### [What you have to do]
Repeat back every line of the data, exactly.

Collected data

┏━━

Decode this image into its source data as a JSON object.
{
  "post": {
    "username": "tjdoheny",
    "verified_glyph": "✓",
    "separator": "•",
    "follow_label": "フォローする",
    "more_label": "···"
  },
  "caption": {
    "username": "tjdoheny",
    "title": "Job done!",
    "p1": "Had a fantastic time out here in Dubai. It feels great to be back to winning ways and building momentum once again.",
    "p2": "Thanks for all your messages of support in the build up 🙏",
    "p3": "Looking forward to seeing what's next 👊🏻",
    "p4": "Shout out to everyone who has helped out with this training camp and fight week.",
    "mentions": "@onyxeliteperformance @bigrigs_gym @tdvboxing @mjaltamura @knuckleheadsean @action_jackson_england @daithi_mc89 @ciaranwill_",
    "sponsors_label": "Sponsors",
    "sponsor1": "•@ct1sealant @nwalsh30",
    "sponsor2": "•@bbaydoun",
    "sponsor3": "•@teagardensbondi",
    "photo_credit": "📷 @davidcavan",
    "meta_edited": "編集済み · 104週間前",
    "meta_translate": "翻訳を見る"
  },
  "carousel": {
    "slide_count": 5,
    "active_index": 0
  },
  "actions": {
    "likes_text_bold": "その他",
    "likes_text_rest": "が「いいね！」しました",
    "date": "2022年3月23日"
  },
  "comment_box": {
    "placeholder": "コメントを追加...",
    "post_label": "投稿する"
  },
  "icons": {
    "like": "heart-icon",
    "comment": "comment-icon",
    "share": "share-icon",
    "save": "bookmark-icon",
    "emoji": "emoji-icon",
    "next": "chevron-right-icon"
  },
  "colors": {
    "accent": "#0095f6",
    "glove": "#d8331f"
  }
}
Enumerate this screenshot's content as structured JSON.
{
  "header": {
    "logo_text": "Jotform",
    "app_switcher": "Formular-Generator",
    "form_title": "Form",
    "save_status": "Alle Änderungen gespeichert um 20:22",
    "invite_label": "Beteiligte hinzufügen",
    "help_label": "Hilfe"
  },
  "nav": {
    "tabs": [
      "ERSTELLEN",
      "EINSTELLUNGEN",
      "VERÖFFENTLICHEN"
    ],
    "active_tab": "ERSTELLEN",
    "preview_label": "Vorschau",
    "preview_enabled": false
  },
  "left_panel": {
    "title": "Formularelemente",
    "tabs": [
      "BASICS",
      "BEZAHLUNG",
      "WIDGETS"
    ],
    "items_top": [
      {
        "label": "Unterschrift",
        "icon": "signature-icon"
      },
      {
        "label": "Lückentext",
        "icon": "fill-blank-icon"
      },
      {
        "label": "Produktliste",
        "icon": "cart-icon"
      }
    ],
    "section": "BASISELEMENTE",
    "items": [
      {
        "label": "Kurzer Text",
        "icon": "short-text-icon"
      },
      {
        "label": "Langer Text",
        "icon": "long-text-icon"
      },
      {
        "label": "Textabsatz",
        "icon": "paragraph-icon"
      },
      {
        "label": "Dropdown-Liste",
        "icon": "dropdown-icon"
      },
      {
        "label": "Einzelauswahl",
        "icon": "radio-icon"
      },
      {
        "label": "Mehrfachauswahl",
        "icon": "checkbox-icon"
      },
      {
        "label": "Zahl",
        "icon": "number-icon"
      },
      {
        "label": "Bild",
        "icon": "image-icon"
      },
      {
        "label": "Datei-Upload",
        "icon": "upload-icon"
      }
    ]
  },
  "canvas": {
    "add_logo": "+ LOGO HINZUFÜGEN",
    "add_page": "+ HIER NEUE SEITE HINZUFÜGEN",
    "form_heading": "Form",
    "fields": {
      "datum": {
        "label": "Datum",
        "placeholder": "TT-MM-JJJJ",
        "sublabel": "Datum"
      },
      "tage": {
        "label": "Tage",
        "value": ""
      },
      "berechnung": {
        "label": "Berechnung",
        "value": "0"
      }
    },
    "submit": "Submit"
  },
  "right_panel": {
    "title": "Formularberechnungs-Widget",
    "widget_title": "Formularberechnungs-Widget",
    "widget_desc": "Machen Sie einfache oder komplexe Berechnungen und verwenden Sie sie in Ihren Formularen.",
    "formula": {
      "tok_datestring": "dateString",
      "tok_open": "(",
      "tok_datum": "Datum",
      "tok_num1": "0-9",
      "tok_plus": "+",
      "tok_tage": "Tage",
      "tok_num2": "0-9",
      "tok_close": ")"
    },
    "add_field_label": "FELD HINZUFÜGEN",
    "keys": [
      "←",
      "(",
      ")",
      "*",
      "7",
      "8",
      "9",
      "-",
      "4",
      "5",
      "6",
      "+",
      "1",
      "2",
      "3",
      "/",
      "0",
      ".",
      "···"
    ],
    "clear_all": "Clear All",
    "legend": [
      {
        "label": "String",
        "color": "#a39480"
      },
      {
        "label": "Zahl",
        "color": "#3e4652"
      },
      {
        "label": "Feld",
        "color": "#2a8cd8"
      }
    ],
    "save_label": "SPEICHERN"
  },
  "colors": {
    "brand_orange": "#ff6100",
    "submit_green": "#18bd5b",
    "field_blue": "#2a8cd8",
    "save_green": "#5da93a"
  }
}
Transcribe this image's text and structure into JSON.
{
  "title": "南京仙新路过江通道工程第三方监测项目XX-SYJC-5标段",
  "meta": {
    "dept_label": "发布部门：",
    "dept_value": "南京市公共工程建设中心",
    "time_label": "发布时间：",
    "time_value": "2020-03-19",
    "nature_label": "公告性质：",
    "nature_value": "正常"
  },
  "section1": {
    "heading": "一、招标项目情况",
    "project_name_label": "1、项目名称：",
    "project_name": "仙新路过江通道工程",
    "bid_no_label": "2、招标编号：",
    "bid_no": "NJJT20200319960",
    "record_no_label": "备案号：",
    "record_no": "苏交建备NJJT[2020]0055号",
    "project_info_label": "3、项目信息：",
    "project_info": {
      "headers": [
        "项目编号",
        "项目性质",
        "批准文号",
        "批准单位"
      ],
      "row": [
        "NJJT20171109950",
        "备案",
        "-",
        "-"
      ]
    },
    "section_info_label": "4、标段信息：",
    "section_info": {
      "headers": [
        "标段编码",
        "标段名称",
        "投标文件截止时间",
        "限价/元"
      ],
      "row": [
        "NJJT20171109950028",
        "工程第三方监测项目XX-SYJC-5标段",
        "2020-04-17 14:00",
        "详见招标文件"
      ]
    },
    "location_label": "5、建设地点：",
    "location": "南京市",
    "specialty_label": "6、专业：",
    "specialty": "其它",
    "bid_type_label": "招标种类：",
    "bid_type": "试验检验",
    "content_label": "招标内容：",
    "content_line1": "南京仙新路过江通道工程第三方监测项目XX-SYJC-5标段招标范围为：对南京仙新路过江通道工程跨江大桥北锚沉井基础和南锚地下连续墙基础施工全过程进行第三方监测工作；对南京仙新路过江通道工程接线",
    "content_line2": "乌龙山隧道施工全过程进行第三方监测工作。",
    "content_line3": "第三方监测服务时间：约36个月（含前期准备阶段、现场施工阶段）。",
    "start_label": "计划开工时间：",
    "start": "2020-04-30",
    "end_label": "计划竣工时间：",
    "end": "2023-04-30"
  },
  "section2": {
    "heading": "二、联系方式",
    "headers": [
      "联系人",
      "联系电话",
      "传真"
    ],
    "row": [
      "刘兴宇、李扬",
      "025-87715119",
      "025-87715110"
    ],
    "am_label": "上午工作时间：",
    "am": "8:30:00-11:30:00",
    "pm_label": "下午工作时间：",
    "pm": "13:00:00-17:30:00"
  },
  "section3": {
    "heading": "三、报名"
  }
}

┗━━

### [The completed task]
Decode this image into its source data as a JSON object.
{
  "post": {
    "username": "tjdoheny",
    "verified_glyph": "✓",
    "separator": "•",
    "follow_label": "フォローする",
    "more_label": "···"
  },
  "caption": {
    "username": "tjdoheny",
    "title": "Job done!",
    "p1": "Had a fantastic time out here in Dubai. It feels great to be back to winning ways and building momentum once again.",
    "p2": "Thanks for all your messages of support in the build up 🙏",
    "p3": "Looking forward to seeing what's next 👊🏻",
    "p4": "Shout out to everyone who has helped out with this training camp and fight week.",
    "mentions": "@onyxeliteperformance @bigrigs_gym @tdvboxing @mjaltamura @knuckleheadsean @action_jackson_england @daithi_mc89 @ciaranwill_",
    "sponsors_label": "Sponsors",
    "sponsor1": "•@ct1sealant @nwalsh30",
    "sponsor2": "•@bbaydoun",
    "sponsor3": "•@teagardensbondi",
    "photo_credit": "📷 @davidcavan",
    "meta_edited": "編集済み · 104週間前",
    "meta_translate": "翻訳を見る"
  },
  "carousel": {
    "slide_count": 5,
    "active_index": 0
  },
  "actions": {
    "likes_text_bold": "その他",
    "likes_text_rest": "が「いいね！」しました",
    "date": "2022年3月23日"
  },
  "comment_box": {
    "placeholder": "コメントを追加...",
    "post_label": "投稿する"
  },
  "icons": {
    "like": "heart-icon",
    "comment": "comment-icon",
    "share": "share-icon",
    "save": "bookmark-icon",
    "emoji": "emoji-icon",
    "next": "chevron-right-icon"
  },
  "colors": {
    "accent": "#0095f6",
    "glove": "#d8331f"
  }
}
Enumerate this screenshot's content as structured JSON.
{
  "header": {
    "logo_text": "Jotform",
    "app_switcher": "Formular-Generator",
    "form_title": "Form",
    "save_status": "Alle Änderungen gespeichert um 20:22",
    "invite_label": "Beteiligte hinzufügen",
    "help_label": "Hilfe"
  },
  "nav": {
    "tabs": [
      "ERSTELLEN",
      "EINSTELLUNGEN",
      "VERÖFFENTLICHEN"
    ],
    "active_tab": "ERSTELLEN",
    "preview_label": "Vorschau",
    "preview_enabled": false
  },
  "left_panel": {
    "title": "Formularelemente",
    "tabs": [
      "BASICS",
      "BEZAHLUNG",
      "WIDGETS"
    ],
    "items_top": [
      {
        "label": "Unterschrift",
        "icon": "signature-icon"
      },
      {
        "label": "Lückentext",
        "icon": "fill-blank-icon"
      },
      {
        "label": "Produktliste",
        "icon": "cart-icon"
      }
    ],
    "section": "BASISELEMENTE",
    "items": [
      {
        "label": "Kurzer Text",
        "icon": "short-text-icon"
      },
      {
        "label": "Langer Text",
        "icon": "long-text-icon"
      },
      {
        "label": "Textabsatz",
        "icon": "paragraph-icon"
      },
      {
        "label": "Dropdown-Liste",
        "icon": "dropdown-icon"
      },
      {
        "label": "Einzelauswahl",
        "icon": "radio-icon"
      },
      {
        "label": "Mehrfachauswahl",
        "icon": "checkbox-icon"
      },
      {
        "label": "Zahl",
        "icon": "number-icon"
      },
      {
        "label": "Bild",
        "icon": "image-icon"
      },
      {
        "label": "Datei-Upload",
        "icon": "upload-icon"
      }
    ]
  },
  "canvas": {
    "add_logo": "+ LOGO HINZUFÜGEN",
    "add_page": "+ HIER NEUE SEITE HINZUFÜGEN",
    "form_heading": "Form",
    "fields": {
      "datum": {
        "label": "Datum",
        "placeholder": "TT-MM-JJJJ",
        "sublabel": "Datum"
      },
      "tage": {
        "label": "Tage",
        "value": ""
      },
      "berechnung": {
        "label": "Berechnung",
        "value": "0"
      }
    },
    "submit": "Submit"
  },
  "right_panel": {
    "title": "Formularberechnungs-Widget",
    "widget_title": "Formularberechnungs-Widget",
    "widget_desc": "Machen Sie einfache oder komplexe Berechnungen und verwenden Sie sie in Ihren Formularen.",
    "formula": {
      "tok_datestring": "dateString",
      "tok_open": "(",
      "tok_datum": "Datum",
      "tok_num1": "0-9",
      "tok_plus": "+",
      "tok_tage": "Tage",
      "tok_num2": "0-9",
      "tok_close": ")"
    },
    "add_field_label": "FELD HINZUFÜGEN",
    "keys": [
      "←",
      "(",
      ")",
      "*",
      "7",
      "8",
      "9",
      "-",
      "4",
      "5",
      "6",
      "+",
      "1",
      "2",
      "3",
      "/",
      "0",
      ".",
      "···"
    ],
    "clear_all": "Clear All",
    "legend": [
      {
        "label": "String",
        "color": "#a39480"
      },
      {
        "label": "Zahl",
        "color": "#3e4652"
      },
      {
        "label": "Feld",
        "color": "#2a8cd8"
      }
    ],
    "save_label": "SPEICHERN"
  },
  "colors": {
    "brand_orange": "#ff6100",
    "submit_green": "#18bd5b",
    "field_blue": "#2a8cd8",
    "save_green": "#5da93a"
  }
}
Transcribe this image's text and structure into JSON.
{
  "title": "南京仙新路过江通道工程第三方监测项目XX-SYJC-5标段",
  "meta": {
    "dept_label": "发布部门：",
    "dept_value": "南京市公共工程建设中心",
    "time_label": "发布时间：",
    "time_value": "2020-03-19",
    "nature_label": "公告性质：",
    "nature_value": "正常"
  },
  "section1": {
    "heading": "一、招标项目情况",
    "project_name_label": "1、项目名称：",
    "project_name": "仙新路过江通道工程",
    "bid_no_label": "2、招标编号：",
    "bid_no": "NJJT20200319960",
    "record_no_label": "备案号：",
    "record_no": "苏交建备NJJT[2020]0055号",
    "project_info_label": "3、项目信息：",
    "project_info": {
      "headers": [
        "项目编号",
        "项目性质",
        "批准文号",
        "批准单位"
      ],
      "row": [
        "NJJT20171109950",
        "备案",
        "-",
        "-"
      ]
    },
    "section_info_label": "4、标段信息：",
    "section_info": {
      "headers": [
        "标段编码",
        "标段名称",
        "投标文件截止时间",
        "限价/元"
      ],
      "row": [
        "NJJT20171109950028",
        "工程第三方监测项目XX-SYJC-5标段",
        "2020-04-17 14:00",
        "详见招标文件"
      ]
    },
    "location_label": "5、建设地点：",
    "location": "南京市",
    "specialty_label": "6、专业：",
    "specialty": "其它",
    "bid_type_label": "招标种类：",
    "bid_type": "试验检验",
    "content_label": "招标内容：",
    "content_line1": "南京仙新路过江通道工程第三方监测项目XX-SYJC-5标段招标范围为：对南京仙新路过江通道工程跨江大桥北锚沉井基础和南锚地下连续墙基础施工全过程进行第三方监测工作；对南京仙新路过江通道工程接线",
    "content_line2": "乌龙山隧道施工全过程进行第三方监测工作。",
    "content_line3": "第三方监测服务时间：约36个月（含前期准备阶段、现场施工阶段）。",
    "start_label": "计划开工时间：",
    "start": "2020-04-30",
    "end_label": "计划竣工时间：",
    "end": "2023-04-30"
  },
  "section2": {
    "heading": "二、联系方式",
    "headers": [
      "联系人",
      "联系电话",
      "传真"
    ],
    "row": [
      "刘兴宇、李扬",
      "025-87715119",
      "025-87715110"
    ],
    "am_label": "上午工作时间：",
    "am": "8:30:00-11:30:00",
    "pm_label": "下午工作时间：",
    "pm": "13:00:00-17:30:00"
  },
  "section3": {
    "heading": "三、报名"
  }
}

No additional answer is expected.